Monday, December 26, 2011

History of Reggae

English rule began in Jamaica in the year 1655. Between 1700 and 1786, more than 600,000 African slaves were brought to Jamaica.

Slaves were abducted from various regions of Africa (West Africa & Kenya) and brought over to the New World in large boats, packed to the teeth with the Africans. This is the climate that existed in colonial Jamaica (as well as throughout the New World) when African and European music first met.  Slave traders, when crossing the Atlantic noticed that music was very heavily engrained into the African people. Music from Africa was extremely different from the European style of music, and slave traders noticed these differences immediately.

African music is nonnotated. It is passed on through oral tradition, and this accounts for much of the improvisational techniques that can be found in the music as well. European music, excluding some folk music is usually written down in the accepted form of musical notation. That way it can be repeated exactly the same way over and over again. Music with no notation is left for the performer to remember and perform in a different manner each time.

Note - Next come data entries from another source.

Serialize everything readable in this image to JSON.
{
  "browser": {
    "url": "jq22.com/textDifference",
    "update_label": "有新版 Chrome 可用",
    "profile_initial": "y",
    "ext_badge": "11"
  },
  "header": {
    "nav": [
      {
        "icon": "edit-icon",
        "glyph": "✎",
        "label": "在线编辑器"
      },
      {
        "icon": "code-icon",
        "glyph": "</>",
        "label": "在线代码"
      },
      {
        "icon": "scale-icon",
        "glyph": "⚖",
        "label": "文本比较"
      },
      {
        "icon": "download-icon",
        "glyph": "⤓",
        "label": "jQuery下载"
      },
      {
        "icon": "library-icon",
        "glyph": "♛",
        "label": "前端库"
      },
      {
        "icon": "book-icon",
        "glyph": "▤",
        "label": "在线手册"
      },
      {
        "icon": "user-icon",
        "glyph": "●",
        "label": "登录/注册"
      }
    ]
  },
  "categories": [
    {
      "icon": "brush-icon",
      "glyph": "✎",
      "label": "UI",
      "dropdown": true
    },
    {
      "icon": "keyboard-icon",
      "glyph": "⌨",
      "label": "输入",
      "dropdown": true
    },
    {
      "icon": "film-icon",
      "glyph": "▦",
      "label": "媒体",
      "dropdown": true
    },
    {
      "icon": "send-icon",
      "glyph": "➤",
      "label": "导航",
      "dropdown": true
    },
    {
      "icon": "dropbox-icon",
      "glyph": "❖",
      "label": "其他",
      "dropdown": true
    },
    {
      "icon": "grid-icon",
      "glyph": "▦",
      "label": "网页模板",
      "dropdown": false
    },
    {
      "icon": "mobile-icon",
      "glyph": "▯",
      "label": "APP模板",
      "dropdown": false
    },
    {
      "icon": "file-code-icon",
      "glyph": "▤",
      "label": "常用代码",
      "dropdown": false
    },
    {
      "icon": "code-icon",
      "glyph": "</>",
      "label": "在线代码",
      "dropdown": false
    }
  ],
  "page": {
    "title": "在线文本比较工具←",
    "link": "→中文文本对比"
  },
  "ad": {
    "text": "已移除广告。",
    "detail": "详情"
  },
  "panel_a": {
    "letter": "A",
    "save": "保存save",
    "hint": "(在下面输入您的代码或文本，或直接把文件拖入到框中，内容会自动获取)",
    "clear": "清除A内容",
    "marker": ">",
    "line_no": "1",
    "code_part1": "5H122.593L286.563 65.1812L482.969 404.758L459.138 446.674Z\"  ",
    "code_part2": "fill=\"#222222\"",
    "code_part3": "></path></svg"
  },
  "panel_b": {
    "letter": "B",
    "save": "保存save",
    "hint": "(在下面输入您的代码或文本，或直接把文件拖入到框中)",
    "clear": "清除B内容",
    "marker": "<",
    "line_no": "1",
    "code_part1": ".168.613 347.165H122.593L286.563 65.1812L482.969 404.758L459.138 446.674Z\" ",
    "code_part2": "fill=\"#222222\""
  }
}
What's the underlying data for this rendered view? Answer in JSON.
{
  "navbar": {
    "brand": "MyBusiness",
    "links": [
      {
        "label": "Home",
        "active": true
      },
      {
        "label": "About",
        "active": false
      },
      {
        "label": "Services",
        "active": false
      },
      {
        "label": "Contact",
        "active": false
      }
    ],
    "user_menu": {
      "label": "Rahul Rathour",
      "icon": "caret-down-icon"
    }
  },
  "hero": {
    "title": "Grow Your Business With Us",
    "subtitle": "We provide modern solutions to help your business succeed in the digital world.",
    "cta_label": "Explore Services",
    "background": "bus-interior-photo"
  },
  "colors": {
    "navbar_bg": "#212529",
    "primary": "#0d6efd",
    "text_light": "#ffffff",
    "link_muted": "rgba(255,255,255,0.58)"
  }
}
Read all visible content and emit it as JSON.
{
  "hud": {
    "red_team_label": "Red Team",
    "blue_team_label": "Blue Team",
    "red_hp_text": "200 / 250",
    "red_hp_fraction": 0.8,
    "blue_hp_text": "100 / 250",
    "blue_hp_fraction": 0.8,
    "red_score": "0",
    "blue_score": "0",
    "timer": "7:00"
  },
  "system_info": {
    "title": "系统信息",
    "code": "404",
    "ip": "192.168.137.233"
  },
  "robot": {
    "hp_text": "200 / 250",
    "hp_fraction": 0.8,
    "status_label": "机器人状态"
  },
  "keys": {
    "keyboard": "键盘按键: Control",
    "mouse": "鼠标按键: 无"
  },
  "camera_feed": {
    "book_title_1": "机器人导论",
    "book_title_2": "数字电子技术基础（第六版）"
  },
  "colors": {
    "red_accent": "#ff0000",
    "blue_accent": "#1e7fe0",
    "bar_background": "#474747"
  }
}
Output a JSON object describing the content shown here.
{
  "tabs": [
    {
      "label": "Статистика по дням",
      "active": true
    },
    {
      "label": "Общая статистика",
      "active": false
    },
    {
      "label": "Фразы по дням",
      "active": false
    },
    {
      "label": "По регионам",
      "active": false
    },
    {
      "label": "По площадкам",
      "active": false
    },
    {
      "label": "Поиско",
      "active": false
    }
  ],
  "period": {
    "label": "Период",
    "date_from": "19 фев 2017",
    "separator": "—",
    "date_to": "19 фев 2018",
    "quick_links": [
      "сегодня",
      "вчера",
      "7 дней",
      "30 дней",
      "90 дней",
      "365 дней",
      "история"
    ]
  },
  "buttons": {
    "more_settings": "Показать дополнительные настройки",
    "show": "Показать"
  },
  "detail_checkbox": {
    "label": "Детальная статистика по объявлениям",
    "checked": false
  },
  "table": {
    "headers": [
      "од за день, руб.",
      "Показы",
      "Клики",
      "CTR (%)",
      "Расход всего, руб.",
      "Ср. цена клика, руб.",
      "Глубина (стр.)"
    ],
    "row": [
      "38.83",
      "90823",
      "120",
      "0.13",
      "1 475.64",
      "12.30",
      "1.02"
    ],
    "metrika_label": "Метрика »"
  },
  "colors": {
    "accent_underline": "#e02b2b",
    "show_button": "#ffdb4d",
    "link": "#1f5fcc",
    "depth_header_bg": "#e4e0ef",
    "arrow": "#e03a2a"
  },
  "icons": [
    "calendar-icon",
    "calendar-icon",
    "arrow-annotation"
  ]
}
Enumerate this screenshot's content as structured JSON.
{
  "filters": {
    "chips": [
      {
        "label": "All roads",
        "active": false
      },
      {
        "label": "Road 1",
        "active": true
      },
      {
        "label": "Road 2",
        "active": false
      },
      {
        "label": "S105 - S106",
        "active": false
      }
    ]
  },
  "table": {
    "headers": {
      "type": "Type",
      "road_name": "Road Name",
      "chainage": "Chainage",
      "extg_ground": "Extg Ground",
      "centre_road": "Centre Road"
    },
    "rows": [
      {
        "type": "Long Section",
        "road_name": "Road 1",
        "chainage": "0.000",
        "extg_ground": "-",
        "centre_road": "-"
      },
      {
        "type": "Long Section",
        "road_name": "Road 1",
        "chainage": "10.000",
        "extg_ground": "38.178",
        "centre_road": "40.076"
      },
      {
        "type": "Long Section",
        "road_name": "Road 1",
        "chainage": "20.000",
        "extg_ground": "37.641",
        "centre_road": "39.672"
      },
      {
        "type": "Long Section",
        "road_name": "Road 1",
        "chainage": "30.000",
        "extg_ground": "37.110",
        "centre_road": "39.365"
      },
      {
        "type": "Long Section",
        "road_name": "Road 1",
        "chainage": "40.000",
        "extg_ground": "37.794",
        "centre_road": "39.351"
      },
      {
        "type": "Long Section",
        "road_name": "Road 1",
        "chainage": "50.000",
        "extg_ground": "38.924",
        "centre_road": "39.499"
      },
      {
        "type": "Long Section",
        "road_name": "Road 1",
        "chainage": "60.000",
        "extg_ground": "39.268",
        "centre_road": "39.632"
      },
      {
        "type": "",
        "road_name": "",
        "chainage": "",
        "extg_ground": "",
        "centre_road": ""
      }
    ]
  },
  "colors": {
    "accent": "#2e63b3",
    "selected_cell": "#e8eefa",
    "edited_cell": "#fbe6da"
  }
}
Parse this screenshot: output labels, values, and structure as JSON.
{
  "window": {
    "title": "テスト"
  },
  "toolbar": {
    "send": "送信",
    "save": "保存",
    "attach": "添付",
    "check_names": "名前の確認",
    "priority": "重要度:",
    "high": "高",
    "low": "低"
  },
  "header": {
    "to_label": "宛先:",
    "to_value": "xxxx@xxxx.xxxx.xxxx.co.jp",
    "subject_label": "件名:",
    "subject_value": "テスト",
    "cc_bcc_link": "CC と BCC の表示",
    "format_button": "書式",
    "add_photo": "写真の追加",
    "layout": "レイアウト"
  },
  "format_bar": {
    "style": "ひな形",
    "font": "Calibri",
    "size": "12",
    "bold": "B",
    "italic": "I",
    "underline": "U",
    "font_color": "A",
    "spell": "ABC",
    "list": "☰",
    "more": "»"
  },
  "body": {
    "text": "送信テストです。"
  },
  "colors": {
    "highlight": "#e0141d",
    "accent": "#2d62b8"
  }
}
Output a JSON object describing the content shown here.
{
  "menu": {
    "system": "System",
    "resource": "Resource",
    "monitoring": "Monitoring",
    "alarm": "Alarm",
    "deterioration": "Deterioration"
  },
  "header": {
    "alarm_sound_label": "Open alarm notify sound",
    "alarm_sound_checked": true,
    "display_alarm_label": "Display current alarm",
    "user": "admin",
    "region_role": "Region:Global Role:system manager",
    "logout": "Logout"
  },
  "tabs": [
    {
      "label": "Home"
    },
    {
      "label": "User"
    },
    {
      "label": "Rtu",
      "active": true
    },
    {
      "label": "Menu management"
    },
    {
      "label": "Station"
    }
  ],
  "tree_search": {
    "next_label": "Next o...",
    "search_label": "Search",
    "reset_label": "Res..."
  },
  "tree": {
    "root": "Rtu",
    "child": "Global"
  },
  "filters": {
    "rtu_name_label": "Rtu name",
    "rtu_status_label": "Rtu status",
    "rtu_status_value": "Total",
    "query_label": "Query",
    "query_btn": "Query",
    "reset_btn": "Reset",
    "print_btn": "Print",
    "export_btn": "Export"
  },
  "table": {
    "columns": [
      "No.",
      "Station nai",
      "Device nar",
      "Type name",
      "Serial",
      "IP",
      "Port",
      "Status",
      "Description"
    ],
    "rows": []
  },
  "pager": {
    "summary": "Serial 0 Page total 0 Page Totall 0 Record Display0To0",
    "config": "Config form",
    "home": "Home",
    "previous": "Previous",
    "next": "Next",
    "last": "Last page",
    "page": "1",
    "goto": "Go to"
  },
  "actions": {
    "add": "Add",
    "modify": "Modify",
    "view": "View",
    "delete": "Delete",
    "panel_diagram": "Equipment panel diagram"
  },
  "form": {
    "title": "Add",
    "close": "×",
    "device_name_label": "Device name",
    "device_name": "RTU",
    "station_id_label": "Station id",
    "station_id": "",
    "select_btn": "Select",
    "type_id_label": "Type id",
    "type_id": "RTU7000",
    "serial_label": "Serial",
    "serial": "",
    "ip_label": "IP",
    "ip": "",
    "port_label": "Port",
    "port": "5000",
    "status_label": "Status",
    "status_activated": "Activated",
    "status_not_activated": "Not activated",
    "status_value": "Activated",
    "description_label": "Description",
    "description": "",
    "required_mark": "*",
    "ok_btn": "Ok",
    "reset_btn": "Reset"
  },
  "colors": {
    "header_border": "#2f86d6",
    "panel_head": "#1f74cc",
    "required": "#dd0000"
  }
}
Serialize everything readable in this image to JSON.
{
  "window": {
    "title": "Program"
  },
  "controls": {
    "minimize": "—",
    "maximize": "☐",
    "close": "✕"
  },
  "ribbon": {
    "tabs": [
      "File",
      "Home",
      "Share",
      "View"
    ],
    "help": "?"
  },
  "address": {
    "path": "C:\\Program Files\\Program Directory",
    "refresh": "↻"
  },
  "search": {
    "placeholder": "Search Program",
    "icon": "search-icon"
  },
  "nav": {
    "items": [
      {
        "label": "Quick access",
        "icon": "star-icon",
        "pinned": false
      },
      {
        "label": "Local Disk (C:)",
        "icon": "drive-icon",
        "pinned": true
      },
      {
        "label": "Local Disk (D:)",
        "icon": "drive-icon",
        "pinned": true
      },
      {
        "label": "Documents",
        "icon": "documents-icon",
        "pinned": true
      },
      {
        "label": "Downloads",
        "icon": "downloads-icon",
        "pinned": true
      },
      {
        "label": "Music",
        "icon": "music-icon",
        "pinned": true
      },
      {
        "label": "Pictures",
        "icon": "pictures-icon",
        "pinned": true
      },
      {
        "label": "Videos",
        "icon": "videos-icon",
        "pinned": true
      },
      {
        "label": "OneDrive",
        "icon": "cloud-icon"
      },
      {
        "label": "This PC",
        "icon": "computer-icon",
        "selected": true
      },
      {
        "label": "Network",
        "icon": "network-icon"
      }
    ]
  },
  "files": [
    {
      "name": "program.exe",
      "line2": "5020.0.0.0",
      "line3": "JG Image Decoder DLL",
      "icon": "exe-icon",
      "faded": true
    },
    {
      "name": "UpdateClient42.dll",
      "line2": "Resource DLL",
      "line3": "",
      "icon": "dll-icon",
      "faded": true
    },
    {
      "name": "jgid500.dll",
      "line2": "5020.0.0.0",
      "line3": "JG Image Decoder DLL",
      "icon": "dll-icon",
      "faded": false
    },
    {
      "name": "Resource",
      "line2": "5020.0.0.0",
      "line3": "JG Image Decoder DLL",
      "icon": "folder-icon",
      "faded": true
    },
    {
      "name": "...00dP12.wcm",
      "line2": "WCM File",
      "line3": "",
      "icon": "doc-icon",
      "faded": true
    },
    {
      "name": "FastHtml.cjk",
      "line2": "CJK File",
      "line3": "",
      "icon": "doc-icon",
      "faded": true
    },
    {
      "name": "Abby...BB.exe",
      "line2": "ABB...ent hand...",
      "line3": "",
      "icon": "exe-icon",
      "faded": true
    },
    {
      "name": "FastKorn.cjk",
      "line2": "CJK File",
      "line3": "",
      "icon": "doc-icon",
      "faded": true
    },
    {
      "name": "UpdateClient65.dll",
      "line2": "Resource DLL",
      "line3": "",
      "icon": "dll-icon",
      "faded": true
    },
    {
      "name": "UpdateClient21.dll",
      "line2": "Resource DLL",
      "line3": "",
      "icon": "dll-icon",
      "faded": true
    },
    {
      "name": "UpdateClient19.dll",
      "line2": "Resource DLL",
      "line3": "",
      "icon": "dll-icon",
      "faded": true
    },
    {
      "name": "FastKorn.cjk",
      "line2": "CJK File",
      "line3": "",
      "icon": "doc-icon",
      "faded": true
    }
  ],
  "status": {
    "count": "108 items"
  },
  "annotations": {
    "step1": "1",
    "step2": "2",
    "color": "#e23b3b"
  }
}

African music also features drums, which are in most cases central to the music. Use of drums either accompanies songs using the call and response pattern, or makes up its own song.
The music of the African was based on a completely different set of ideas, and all of these ideas came over to the New World with the captive slaves in the boat.

Plantation masters encouraged dancing, and as a result many African forms of dance entered the New World. An example of a dance form that probably came from the coast of Guinea, and from the Kingdom of Arda is the Calenda, or Kalenda , the Chica, which eventually evolved into the Rumba, or Mambo in Cuba, and the Banboula a Jamaican dance that was named after a drum used in the Calenda dance.

The Slaves had a lot of interaction with the whites, and began to learn some European traditions from them.  Slave musicians brought European traditions to their own people and the result of this was an intermingling of African and European tradition.

The European roots of Jamaican music and dance are still very strong to this day good things have arisen out of this mingling of African and European music and dance.

Jamaica is the birthplace of Reggae music, which comes directly from African, European, and other musical forms of the West Indies that have similar influences. Reggae music employs many different philosophies and opinions.

African music is incorporated into Reggae music. For example, the call and response patterns are still there. Many reggae artists make use of repeating phrases and interact with a larger group singing in harmony. Also, Reggae music is frequently based on a repeating melodic and rhythmic patter which remains steady throughout the song. These are African attributes that can be traced directly to African music.

A feature of the music that is uniquely African is the heavy role of percussion in the music. There are usually multiple drummers in Reggae performances, playing different and overlapping rhythms. Another African tradition is the use of sliding pitches, and untempered scale tones. Often a Reggae artist will use their voice to create these effects, or in some cases horns will assume this role (as well as the role of instrumental call and response).

Most Reggae songs are based on scales that the Europeans used. Also, there is a very strong presence of tempered pitches. Most of the instruments are tempered, including guitar, piano, organ, etc. Some reggae tunes are loosely based on traditional European melodies, however reconsidered, they still come from that European tradition.

There can be no argument that this music came out of struggle.

Reggae music is an optimistic answer to the history of oppression that draws upon the past, and uses it as a resource. In order for there to be a good future, the past must be considered and accepted. There is no way to right the wrongs of history, but there is a way to promote awareness of these wrongs in the hope they will not be repeated.

The harmony that exists in reggae music between African and European tradition is a symbol for how it should exist in the world.

No comments:

Post a Comment

About Me

My photo
Just passing through and enjoying life. I use this blog to keep hold of my thoughts & opinions. In general anything that interest me.